Just a few links for a Tuesday...
-- Dr. Saturday points out the most glaring problem with moving the WLOCP to the Georgia Dome in his latest post.
-- The Florida front office wants the game to stay in Jacksonville for financial reasons.
-- Georgia is still waiting on three more signees to qualify, but the rest of the class appears good to go.
-- The Dawgs have added another piece to their 2010 schedule by adding Louisiana-Lafayette.
-- Of course, with LSU looking to add some local cupcakes, it sounds like UL-L might soon be a tough get.
-- Matthew Stafford sounds pretty enthusiastic about winning the starting QB job in Detroit.
-- With the recent news that Jim Donnan is headed to the Hall of Fame, Tony Barnhart makes his case for why the same treatment should be given to Erk Russell. I got an email from a reader, Frank, the other day that asked for a comparison of Erk's record vs. Vince Dooley's record with Erk on staff and without him on staff. Here's the breakdown, as best as I could calculate: Russell w/o Dooley 83-22-1 (.788) with three National Championships, Dooley w/o Russell 71-21-4 (.760) with no NCs, Dooley & Russell together 130-56-6 (.693) with 1 NC. I couldn't find Russell's career record as head coach at Grady High School, but he won state titles there in '53 and '57.
UPDATE: Courtesy of reader Tim D.: "Erk was 42-14-8 (.719) in six seasons at Grady High School. He had no losing seasons during his tenure, 1952 thru 1957."
-- The women's tennis team's quest for a title ended when it fell to Duke in the Final Four. I'm hoping Syracuse's lacrosse team gets a measure of revenge for you against the Dukies in the LaX Final Four.
-- The Lady Dogs are adding a player who will enter Georgia as possibly the most decorated high school athlete since Herschel Walker.
-- David Perno talks with 960 the Ref as the Diamond Dogs prepare for the SEC tournament.
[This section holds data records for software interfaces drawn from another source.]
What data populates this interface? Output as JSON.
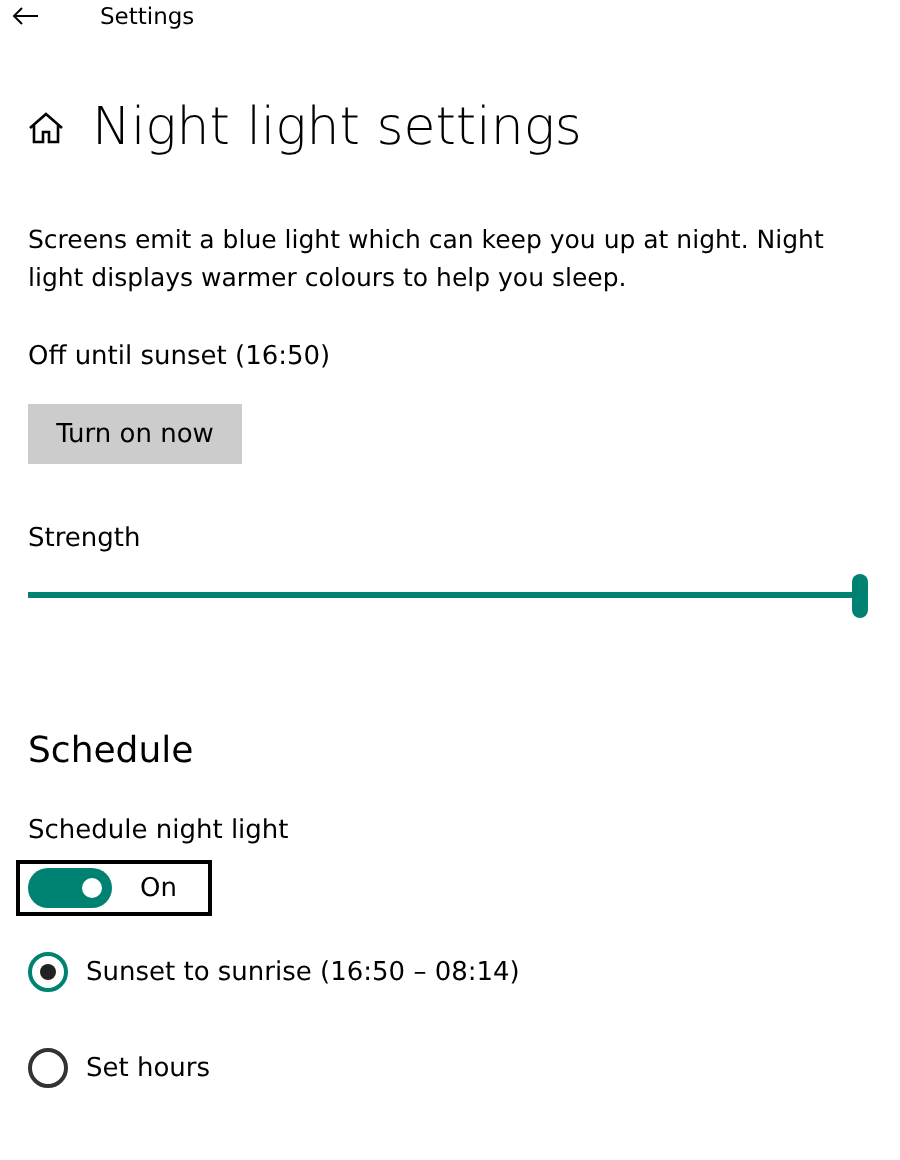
{
  "window": {
    "title": "Settings"
  },
  "page": {
    "title": "Night light settings"
  },
  "description": "Screens emit a blue light which can keep you up at night. Night light displays warmer colours to help you sleep.",
  "status": "Off until sunset (16:50)",
  "turn_on_button": "Turn on now",
  "strength": {
    "label": "Strength",
    "level": 1.0
  },
  "schedule": {
    "heading": "Schedule",
    "toggle_label": "Schedule night light",
    "toggle": {
      "on": true,
      "state_text": "On"
    },
    "options": [
      {
        "label": "Sunset to sunrise (16:50 – 08:14)",
        "selected": true
      },
      {
        "label": "Set hours",
        "selected": false
      }
    ]
  }
}
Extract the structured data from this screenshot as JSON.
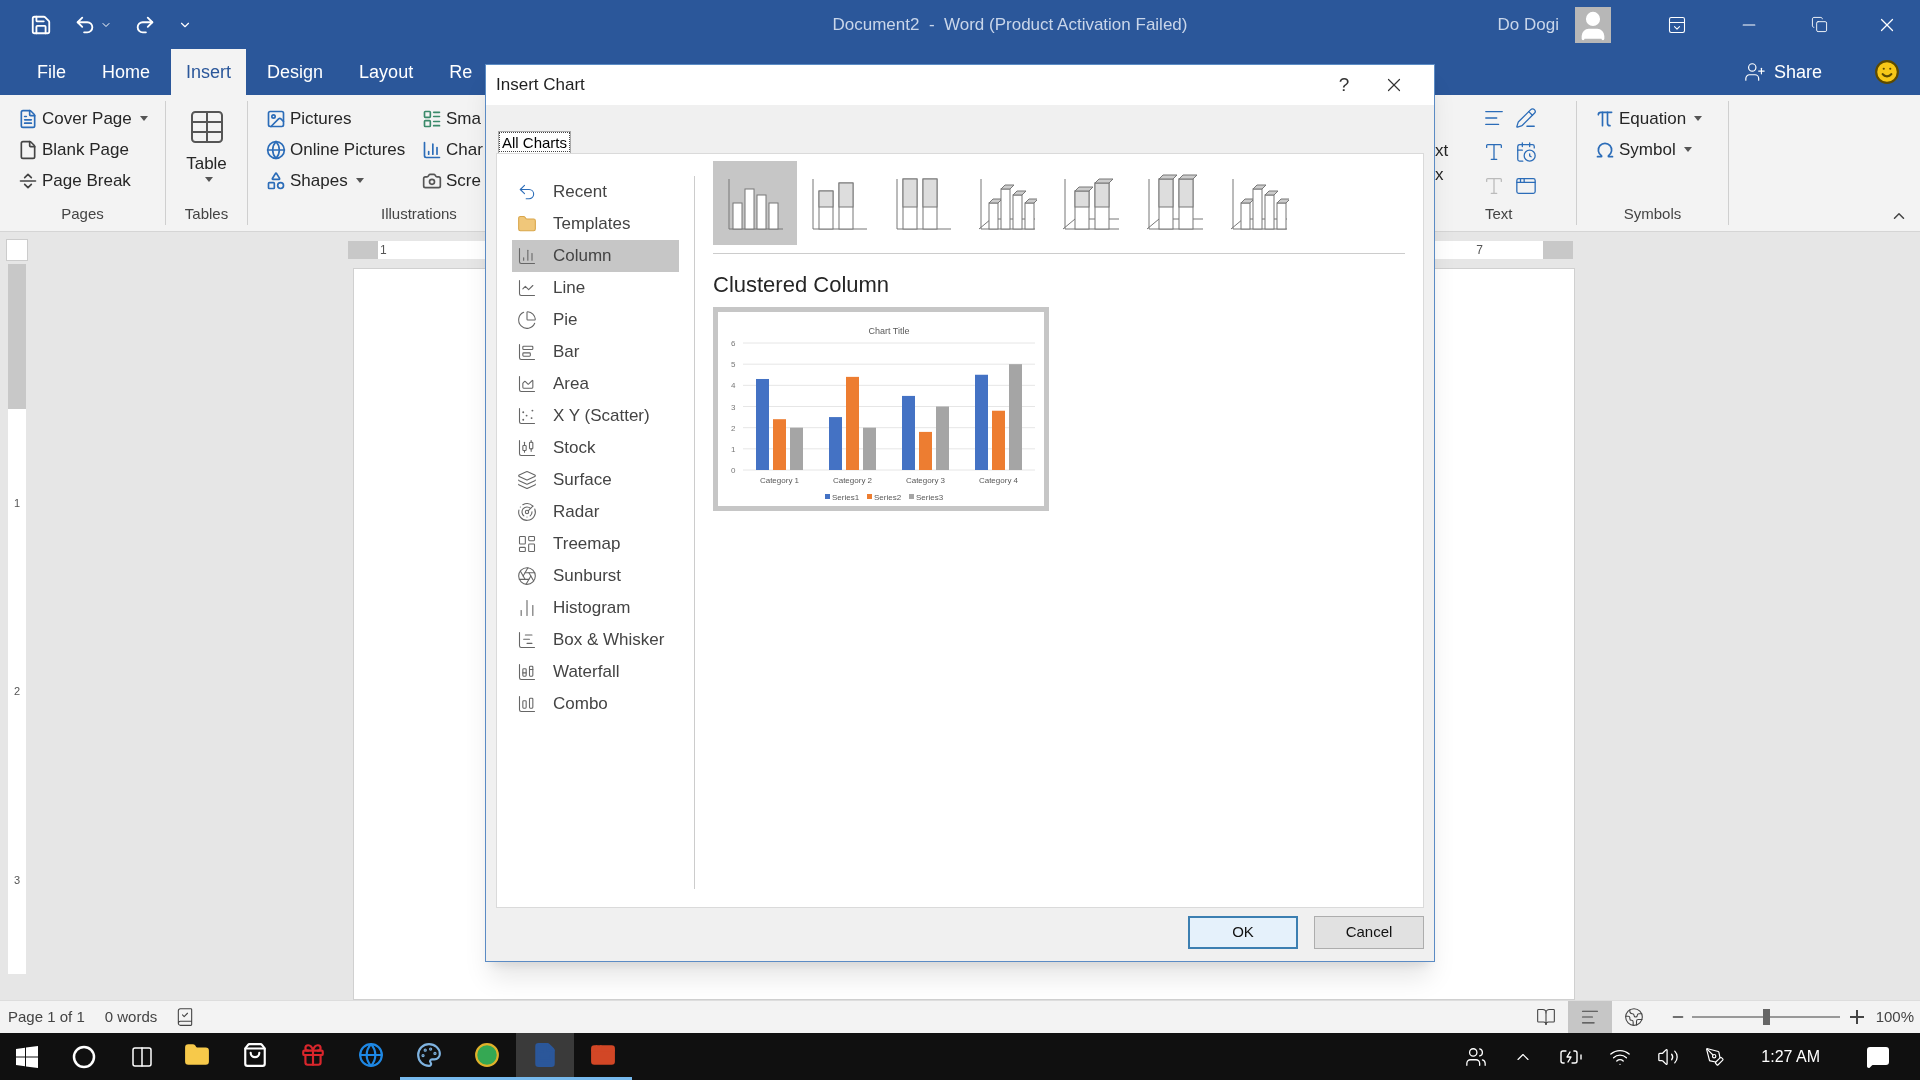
{
  "window": {
    "title": "Document2  -  Word (Product Activation Failed)",
    "user": "Do Dogi"
  },
  "ribbon_tabs": [
    {
      "label": "File",
      "selected": false
    },
    {
      "label": "Home",
      "selected": false
    },
    {
      "label": "Insert",
      "selected": true
    },
    {
      "label": "Design",
      "selected": false
    },
    {
      "label": "Layout",
      "selected": false
    },
    {
      "label": "Re",
      "selected": false
    }
  ],
  "share": "Share",
  "pages": {
    "label": "Pages",
    "items": [
      {
        "label": "Cover Page",
        "dropdown": true
      },
      {
        "label": "Blank Page",
        "dropdown": false
      },
      {
        "label": "Page Break",
        "dropdown": false
      }
    ]
  },
  "tables": {
    "label": "Tables",
    "button": "Table"
  },
  "illustrations": {
    "label": "Illustrations",
    "items": [
      {
        "label": "Pictures",
        "dropdown": false
      },
      {
        "label": "Online Pictures",
        "dropdown": false
      },
      {
        "label": "Shapes",
        "dropdown": true
      }
    ],
    "cut_items": [
      "Sma",
      "Char",
      "Scre"
    ]
  },
  "text_group": {
    "label": "Text",
    "cut_lines": [
      "xt",
      "x"
    ]
  },
  "symbols": {
    "label": "Symbols",
    "items": [
      {
        "label": "Equation",
        "dropdown": true
      },
      {
        "label": "Symbol",
        "dropdown": true
      }
    ]
  },
  "ruler": {
    "numbers": [
      "1",
      "7"
    ]
  },
  "vertical_ruler": [
    "1",
    "2",
    "3"
  ],
  "dialog": {
    "title": "Insert Chart",
    "help": "?",
    "tabs": [
      {
        "label": "All Charts",
        "selected": true
      }
    ],
    "chart_types": [
      {
        "label": "Recent",
        "selected": false
      },
      {
        "label": "Templates",
        "selected": false
      },
      {
        "label": "Column",
        "selected": true
      },
      {
        "label": "Line",
        "selected": false
      },
      {
        "label": "Pie",
        "selected": false
      },
      {
        "label": "Bar",
        "selected": false
      },
      {
        "label": "Area",
        "selected": false
      },
      {
        "label": "X Y (Scatter)",
        "selected": false
      },
      {
        "label": "Stock",
        "selected": false
      },
      {
        "label": "Surface",
        "selected": false
      },
      {
        "label": "Radar",
        "selected": false
      },
      {
        "label": "Treemap",
        "selected": false
      },
      {
        "label": "Sunburst",
        "selected": false
      },
      {
        "label": "Histogram",
        "selected": false
      },
      {
        "label": "Box & Whisker",
        "selected": false
      },
      {
        "label": "Waterfall",
        "selected": false
      },
      {
        "label": "Combo",
        "selected": false
      }
    ],
    "subtypes": [
      {
        "selected": true
      },
      {
        "selected": false
      },
      {
        "selected": false
      },
      {
        "selected": false
      },
      {
        "selected": false
      },
      {
        "selected": false
      },
      {
        "selected": false
      }
    ],
    "subtype_title": "Clustered Column",
    "preview": {
      "chart_data": {
        "type": "bar",
        "title": "Chart Title",
        "categories": [
          "Category 1",
          "Category 2",
          "Category 3",
          "Category 4"
        ],
        "series": [
          {
            "name": "Series1",
            "color": "#4472c4",
            "values": [
              4.3,
              2.5,
              3.5,
              4.5
            ]
          },
          {
            "name": "Series2",
            "color": "#ed7d31",
            "values": [
              2.4,
              4.4,
              1.8,
              2.8
            ]
          },
          {
            "name": "Series3",
            "color": "#a5a5a5",
            "values": [
              2,
              2,
              3,
              5
            ]
          }
        ],
        "ylim": [
          0,
          6
        ],
        "yticks": [
          {
            "value": 0,
            "label": "0"
          },
          {
            "value": 1,
            "label": "1"
          },
          {
            "value": 2,
            "label": "2"
          },
          {
            "value": 3,
            "label": "3"
          },
          {
            "value": 4,
            "label": "4"
          },
          {
            "value": 5,
            "label": "5"
          },
          {
            "value": 6,
            "label": "6"
          }
        ],
        "grid": true,
        "legend": true
      }
    },
    "buttons": [
      {
        "label": "OK",
        "default": true
      },
      {
        "label": "Cancel",
        "default": false
      }
    ]
  },
  "status_bar": {
    "page": "Page 1 of 1",
    "words": "0 words",
    "views": [
      {
        "selected": false
      },
      {
        "selected": true
      },
      {
        "selected": false
      }
    ],
    "zoom": {
      "level": 0.5
    },
    "zoom_reading": "100%"
  },
  "taskbar": {
    "apps": [
      {
        "running": false,
        "active": false
      },
      {
        "running": false,
        "active": false
      },
      {
        "running": false,
        "active": false
      },
      {
        "running": false,
        "active": false
      },
      {
        "running": true,
        "active": false
      },
      {
        "running": true,
        "active": false
      },
      {
        "running": true,
        "active": true
      },
      {
        "running": true,
        "active": false
      }
    ],
    "time": "1:27 AM"
  }
}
-- And finally, I wanted to end with this because, for the better part of a week, I've been wondering how to handle it, and in the end, I figured it's probably best to just ask you. I've had a number of people email me asking why Georgia broadcaster Jeff Dantzler has not been doing Diamond Dogs broadcasts for the past few weeks. As Eye On Sports Media reported, along with the Oconee paper, Dantzler has been removed from broadcasts following an arrest on charges of driving under the influence.
First off, I caution that this is simply an arrest, which is much different than a conviction, so we should not jump to any conclusions on our own. That said, as Eye on Sports pointed out and many of you that emailed asked, this was a story that was roundly ignored by virtually every news outlet covering Georgia. Similarly, the Red & Black was the only paper to largely cover Kelin Johnson's arrest on DUI charges last month. The question is... why?
The simple answer is this: There is a difference, legally, between a public figure and a private figure, and it is generally not considered within the ethical boundaries of a newspaper to publicize (beyond simple arrest reports, which many papers do run) the legal troubles of private citizens unless the crime is something sensational itself (such as the recent triple homicide in Athens).
At the Telegraph, we ran a breif story on Johnson's arrest the day after it happened. This was an editorial decision in which we concluded, because Johnson was still working for the school and was on-air via UGA's athletic coverage on the Web, he was indeed a public figure that warranted mention. In Dantzler's case, I simply was not aware of the arrest until several days after it happened, but my guess is that we would have handled this similarly. I know there are sports editors who disagree, and I can see their point.
The truth is, if something similar happened to me, I would expect disciplinary action from my employer, but I would be pretty upset to see the information end up in the paper. I would in no way consider myself a public figure, despite the fact that I do hold a job which puts my work in view of a relatively large number of people. So why should Johnson, a former player, and Dantzler, a private citizen who just happens to earn a living with his voice, be treated differently?
I'm sure there are good arguments to be made as to why that is, and likely a few arguments to be made that any legal trouble I might find myself in would end up covered by the media as well. I think my biggest problem, however, is that in all three cases, we earn our livings by covering and commenting on the lives of athletes at Georgia, men and women usually no older than 21 or 22, whose names would surely be in the paper, on TV and drug through the mud by anyone with a soap box, each and every time they make the same mistakes that adults much older and supposedly wiser make every day.
In the end, I still don't know what's best. This is a perfect example, I think, of the kinds of decisions professional journalists are faced with, and the type that as readers, you'll be saddened when there are fewer and fewer true professionals making those decisions. But I'm interested to hear what you have to say. Should the coverage of these two stories have been more widely reported? Or should they have stayed out of the spotlight altogether?